#### WHAT THE TASK ASKS:
Within the entries below, every line containing "count" is to be copied.

Entries from a dataset of interfaces:
■ ■ ■ ■ ■
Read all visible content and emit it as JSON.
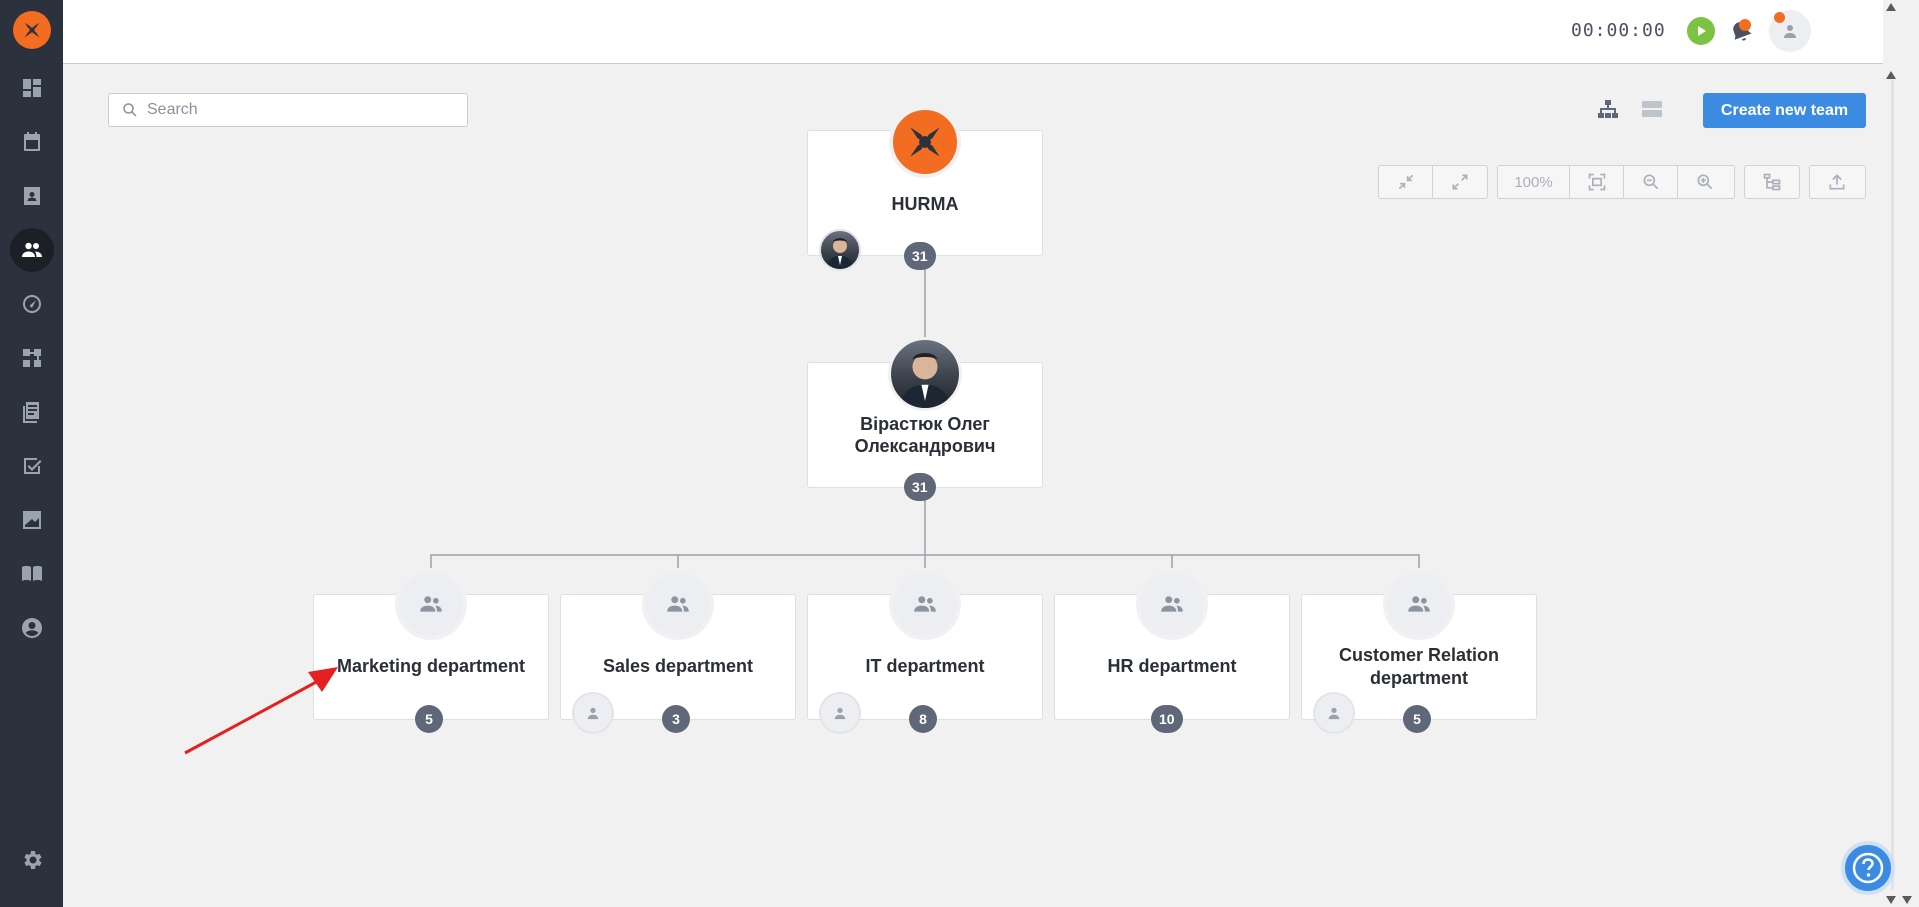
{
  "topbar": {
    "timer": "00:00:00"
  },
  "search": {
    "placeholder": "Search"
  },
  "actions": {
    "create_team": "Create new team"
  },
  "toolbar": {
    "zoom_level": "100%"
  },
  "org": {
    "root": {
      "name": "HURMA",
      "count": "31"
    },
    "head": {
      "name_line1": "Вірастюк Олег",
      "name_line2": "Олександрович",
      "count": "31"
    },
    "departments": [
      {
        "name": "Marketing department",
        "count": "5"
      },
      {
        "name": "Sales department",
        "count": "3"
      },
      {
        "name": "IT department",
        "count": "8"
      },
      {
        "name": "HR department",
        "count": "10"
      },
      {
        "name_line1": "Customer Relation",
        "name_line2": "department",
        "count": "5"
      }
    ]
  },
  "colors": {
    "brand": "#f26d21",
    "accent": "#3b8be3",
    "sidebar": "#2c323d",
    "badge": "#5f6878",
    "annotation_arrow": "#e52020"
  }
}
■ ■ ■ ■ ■
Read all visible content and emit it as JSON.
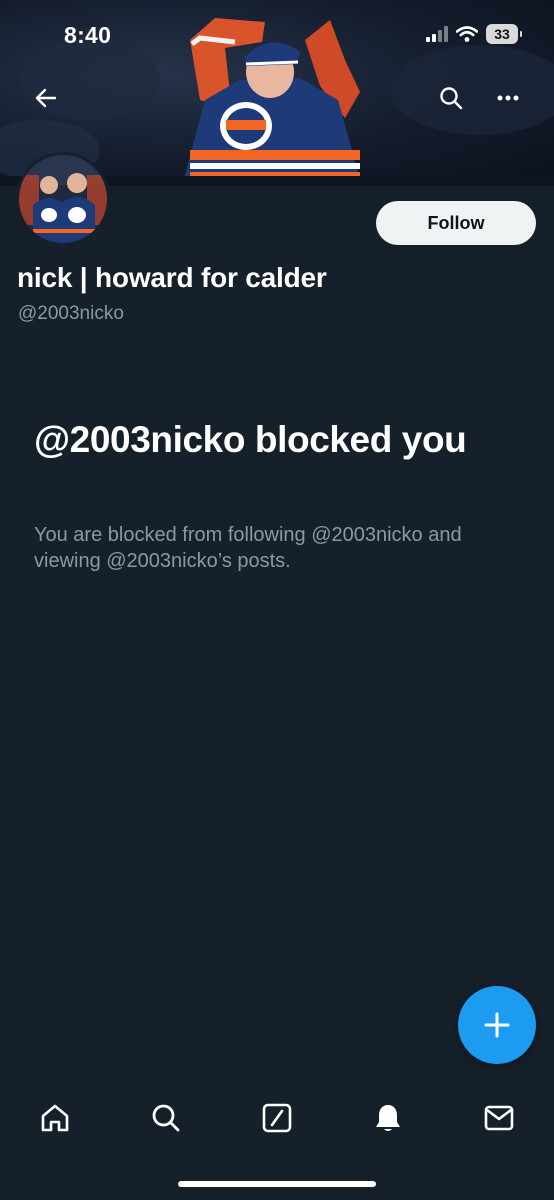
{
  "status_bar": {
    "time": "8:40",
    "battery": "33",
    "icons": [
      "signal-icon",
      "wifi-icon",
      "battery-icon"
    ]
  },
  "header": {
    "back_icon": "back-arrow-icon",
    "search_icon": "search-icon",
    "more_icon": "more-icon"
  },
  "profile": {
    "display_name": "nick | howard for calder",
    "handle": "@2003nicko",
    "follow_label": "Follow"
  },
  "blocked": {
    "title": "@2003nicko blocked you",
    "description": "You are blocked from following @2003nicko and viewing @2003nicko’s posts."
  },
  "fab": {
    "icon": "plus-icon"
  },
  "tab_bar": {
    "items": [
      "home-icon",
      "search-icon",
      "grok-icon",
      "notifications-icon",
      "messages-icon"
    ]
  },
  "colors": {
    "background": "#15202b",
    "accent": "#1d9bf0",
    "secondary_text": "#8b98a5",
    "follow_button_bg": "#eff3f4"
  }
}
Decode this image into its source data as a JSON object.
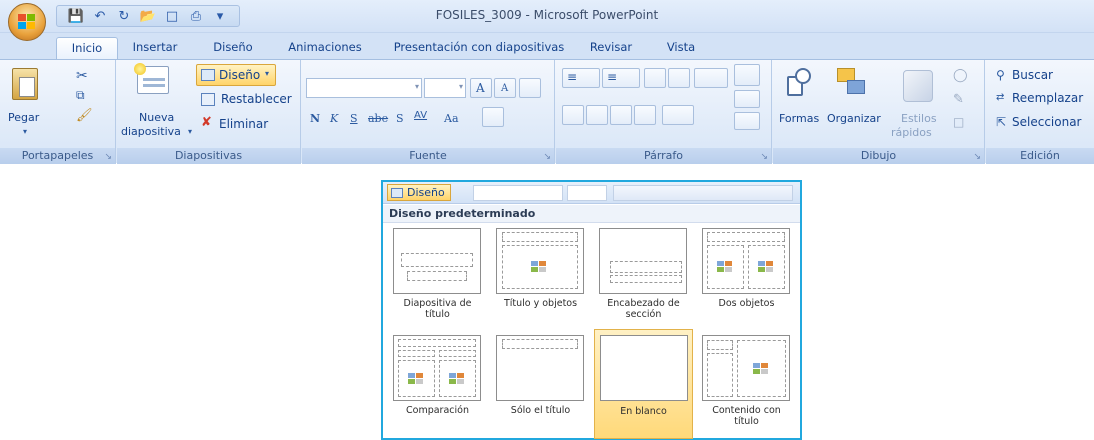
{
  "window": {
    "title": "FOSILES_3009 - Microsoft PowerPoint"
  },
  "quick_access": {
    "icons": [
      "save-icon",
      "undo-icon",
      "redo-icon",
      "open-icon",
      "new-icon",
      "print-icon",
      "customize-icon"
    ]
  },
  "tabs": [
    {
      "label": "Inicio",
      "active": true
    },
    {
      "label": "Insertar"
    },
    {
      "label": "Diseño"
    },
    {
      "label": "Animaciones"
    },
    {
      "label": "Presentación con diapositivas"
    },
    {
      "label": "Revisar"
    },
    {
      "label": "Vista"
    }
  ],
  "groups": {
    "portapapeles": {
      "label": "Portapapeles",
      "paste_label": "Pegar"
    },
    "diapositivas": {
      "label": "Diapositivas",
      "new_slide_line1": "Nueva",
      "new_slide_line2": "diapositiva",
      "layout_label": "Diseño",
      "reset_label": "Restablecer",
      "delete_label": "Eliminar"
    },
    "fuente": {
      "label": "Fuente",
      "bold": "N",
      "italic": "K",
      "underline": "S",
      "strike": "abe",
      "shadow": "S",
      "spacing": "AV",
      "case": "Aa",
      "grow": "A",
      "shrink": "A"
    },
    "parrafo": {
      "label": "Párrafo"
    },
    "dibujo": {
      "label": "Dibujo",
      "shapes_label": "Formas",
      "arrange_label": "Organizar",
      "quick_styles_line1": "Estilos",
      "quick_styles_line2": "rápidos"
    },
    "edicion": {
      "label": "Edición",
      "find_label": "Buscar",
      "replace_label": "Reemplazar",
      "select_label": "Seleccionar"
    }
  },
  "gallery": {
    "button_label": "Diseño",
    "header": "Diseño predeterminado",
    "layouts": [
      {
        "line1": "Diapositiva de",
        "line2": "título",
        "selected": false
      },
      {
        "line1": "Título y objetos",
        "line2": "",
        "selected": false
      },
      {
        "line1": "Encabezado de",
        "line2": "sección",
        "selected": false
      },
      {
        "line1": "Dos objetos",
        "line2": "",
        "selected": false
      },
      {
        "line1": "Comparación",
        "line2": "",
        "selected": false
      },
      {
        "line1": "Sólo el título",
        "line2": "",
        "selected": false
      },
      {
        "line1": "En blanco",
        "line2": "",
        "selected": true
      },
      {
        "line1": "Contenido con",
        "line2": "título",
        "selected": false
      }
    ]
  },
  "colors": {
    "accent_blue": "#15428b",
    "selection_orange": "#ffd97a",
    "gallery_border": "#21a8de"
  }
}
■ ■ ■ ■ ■
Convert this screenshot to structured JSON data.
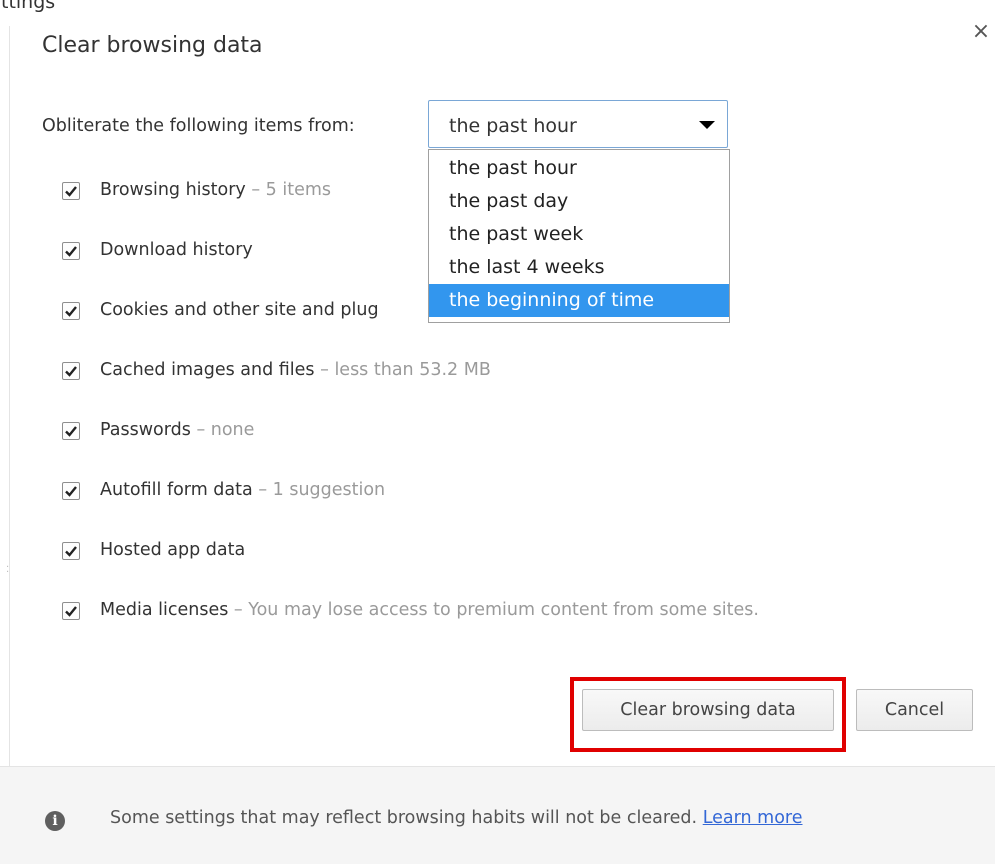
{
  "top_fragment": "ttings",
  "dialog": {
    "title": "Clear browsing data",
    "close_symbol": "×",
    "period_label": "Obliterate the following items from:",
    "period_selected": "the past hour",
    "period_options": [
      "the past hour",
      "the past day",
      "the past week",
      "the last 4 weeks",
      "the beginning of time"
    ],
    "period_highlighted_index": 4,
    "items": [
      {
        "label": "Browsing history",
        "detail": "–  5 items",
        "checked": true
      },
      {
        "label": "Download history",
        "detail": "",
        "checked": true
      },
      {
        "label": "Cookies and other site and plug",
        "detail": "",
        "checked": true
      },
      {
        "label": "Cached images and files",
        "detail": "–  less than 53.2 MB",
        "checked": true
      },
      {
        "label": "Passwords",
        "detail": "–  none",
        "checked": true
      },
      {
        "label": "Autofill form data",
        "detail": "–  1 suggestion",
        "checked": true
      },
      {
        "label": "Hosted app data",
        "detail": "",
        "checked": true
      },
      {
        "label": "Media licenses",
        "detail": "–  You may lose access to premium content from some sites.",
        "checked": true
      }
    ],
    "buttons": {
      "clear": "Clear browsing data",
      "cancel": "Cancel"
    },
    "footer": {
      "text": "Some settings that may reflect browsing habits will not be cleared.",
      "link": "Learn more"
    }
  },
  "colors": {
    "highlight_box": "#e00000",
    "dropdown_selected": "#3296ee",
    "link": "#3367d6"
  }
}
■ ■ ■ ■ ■
#### SOLUTION TO THIS TASK:
      "count": "31"
      "count": "31"
        "count": "5"
        "count": "3"
        "count": "8"
        "count": "10"
        "count": "5"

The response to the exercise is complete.